Avoiding required registration will not long go unnoticed. Eventually, the state securities regulators or the feds will find you. Your risk goes up exponentially if an aggrieved client has lost money or a competitor raises eyebrows.
It is notable that FINRA intends to prioritize Regulation BI in the first year. Usually, the regulators give some time for firms to put operations in place before conducting regulatory sweeps for compliance with new laws and regulations.

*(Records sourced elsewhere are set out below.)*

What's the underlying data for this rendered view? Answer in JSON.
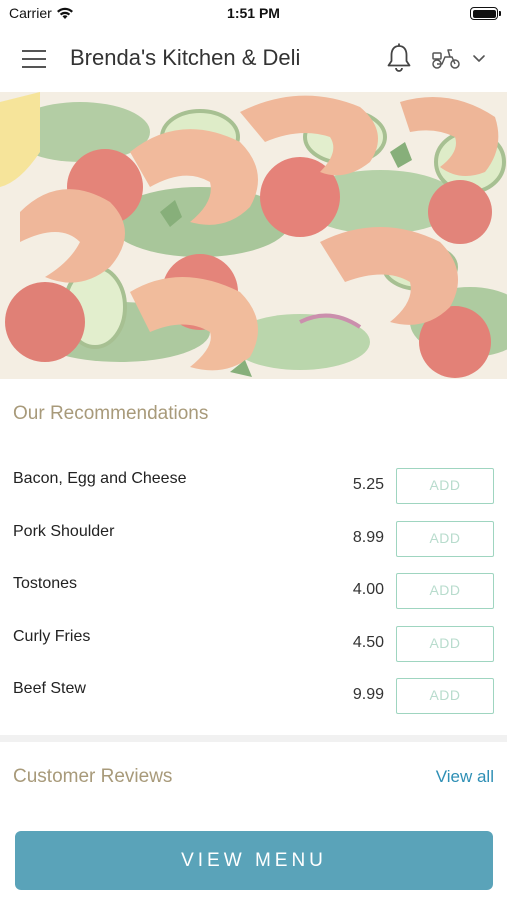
{
  "status": {
    "carrier": "Carrier",
    "time": "1:51 PM"
  },
  "header": {
    "title": "Brenda's Kitchen & Deli",
    "icons": [
      "menu-icon",
      "bell-icon",
      "scooter-icon",
      "chevron-down-icon"
    ]
  },
  "hero": {
    "image": "shrimp-salad-photo"
  },
  "recommendations": {
    "title": "Our Recommendations",
    "items": [
      {
        "name": "Bacon, Egg and Cheese",
        "price": "5.25",
        "button": "ADD"
      },
      {
        "name": "Pork Shoulder",
        "price": "8.99",
        "button": "ADD"
      },
      {
        "name": "Tostones",
        "price": "4.00",
        "button": "ADD"
      },
      {
        "name": "Curly Fries",
        "price": "4.50",
        "button": "ADD"
      },
      {
        "name": "Beef Stew",
        "price": "9.99",
        "button": "ADD"
      }
    ]
  },
  "reviews": {
    "title": "Customer Reviews",
    "link": "View all"
  },
  "footer": {
    "cta": "VIEW MENU"
  },
  "colors": {
    "accent_title": "#a89a7a",
    "add_border": "#9fd5c0",
    "link": "#2e8fb5",
    "cta_bg": "#5aa3b9"
  }
}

The SEC has commenced proceedings against a barred investment adviser for fraudulent statements made during a note offering. The SEC alleges that the respondents concealed a barred adviser’s disciplinary history and industry bars by entering into a bogus operating agreement showing a 5% ownership interest when he had a 50% stake. The other partner to the venture had little to no securities experience. The SEC accuses the respondents of lying to investors to induce them to purchase promissory notes with their self-directed IRA accounts. The respondents allegedly lied about performance, safety, track record, and credentials.
This is exactly why the industry needs an active regulator. Only by ridding the industry of (alleged) liars and thieves like this can the investment industry instill confidence in the regulators, the clients, and the lawmakers. Ultimately, strong regulation facilitates growth as evidenced by the $20 Trillion in assets in registered funds and ETFs, the most regulated investment products on the planet.
We laud the CFP Board for commissioning this Task Force to issue a public report this critical. However, this Report will cause big problems for the CFP Board and the industry. The CFP Board must take action to create a credible enforcement program or risk a diminution of its public perception. The industry can now expect the involvement of yet another supervisory body that can conduct audits and impose penalties.
Regardless of administration, the SEC Enforcement Division continues to set new enforcement records. Nothing suggests any changes for the current fiscal year. If you haven’t received the memo, it’s time to get your compliance house in order.
We don’t relish the idea of a regulator that has to fill a large financial deficit, especially since it could use fines to fill some of this hole. We expect the lower fine numbers during the last 2 years to be more of an aberration.
Three CCS professionals – Jocelyn Dalkin, Jason Ewasko and Bridget Garcia – recently attended the IA Watch’s 21st Annual IA Compliance: The Full 360° View East conference in Washington. If you were unable to attend, you should review their summary of the most significant sessions including Dan Kahl’s summary of Enforcement Priorities, a top panel’s views on SEC rulemaking, and more specialized sessions on cybersecurity and custody. If you want more information, feel free to contact Jo, Jason or Bridget
The CFTC’s regulatory sphere has greatly expanded with the emergence of swaps, derivatives, cryptocurrencies, and alternative hedge funds. The CFTC, like the SEC, has ramped up its enforcement activities to historic levels.
The SEC Enforcement Division filed 32% more standalone enforcement cases against investment advisers and investment companies in fiscal 2018 (through September 30), as compared to 2017. Cases against investment advisers and investment companies (the second largest category) and broker-dealers (fourth largest) represented 35% of all standalone actions filed. Overall, the SEC Enforcement Division brought 490 standalone cases in fiscal 2018, a 10% increase over 2017. Excluding the municipal disclosure initiative, the Enforcement Division filed more cases than it did in 2016 and 2015, the last two years under the prior administration. The Enforcement Division obtained $3.9 Billion in penalties and disgorgement, which is consistent with amounts obtained during the prior several years. The Enforcement Division outlined five core principles, including a focus on individual accountability because “holding culpable individuals responsible for wrongdoing is essential to achieving our goals of general and specific deterrence and protecting investors by removing bad actors from our markets.”
The Enforcement Division continues to pursue its active litigation agenda, especially against the investment industry. Apparently, the Jay Clayton SEC is not much different from the Mary Jo White SEC when it comes to enforcement cases against adviser, funds, and broker-dealers.